Re: 9999999999999999.0 - 9999999999999998.0

2019-01-06 Thread Samir via Digitalmars-d-learn
On Sunday, 6 January 2019 at 01:05:08 UTC, Adam D. Ruppe wrote: That's because it is done at compile time, since both are compile-time constants. The compiler will evaluate it using the maximum precision available to the compiler, ignoring your request to cast it to double (which annoys some

Re: 9999999999999999.0 - 9999999999999998.0

2019-01-05 Thread Jesse Phillips via Digitalmars-d-learn
On Sunday, 6 January 2019 at 00:20:40 UTC, Samir wrote: [1] https://news.ycombinator.com/item?id=18832155 [2] https://en.wikipedia.org/wiki/IEEE_754 Since you got your answer you may also like http://dconf.org/2016/talks/clugston.html

Re: 9999999999999999.0 - 9999999999999998.0

2019-01-05 Thread Adam D. Ruppe via Digitalmars-d-learn
On Sunday, 6 January 2019 at 00:20:40 UTC, Samir wrote: import std.stdio: writeln; void main(){ writeln(cast(double).0-9998.0); } That's because it is done at compile time, since both are compile-time constants. The compiler will evaluate it using the maximum
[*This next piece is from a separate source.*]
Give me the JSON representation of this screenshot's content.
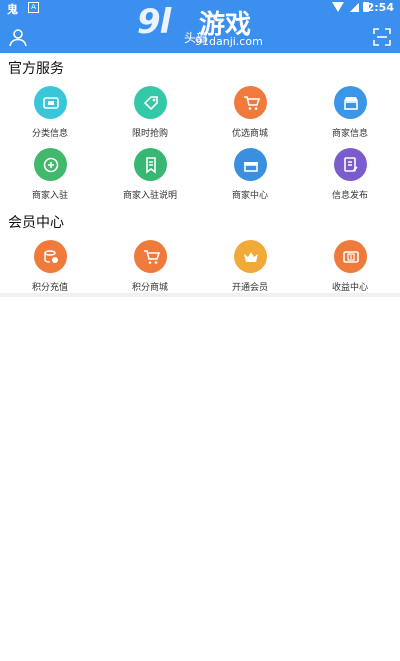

9999999999999999.0 - 9999999999999998.0

2019-01-05 Thread Samir via Digitalmars-d-learn
I saw the following thread[1] today on Hacker News that discusses an article that compares how various languages compute .0 - 9998.0. A surprisingly large number of languages return 2 as the answer. I ran the following which returned 1: import std.stdio: writeln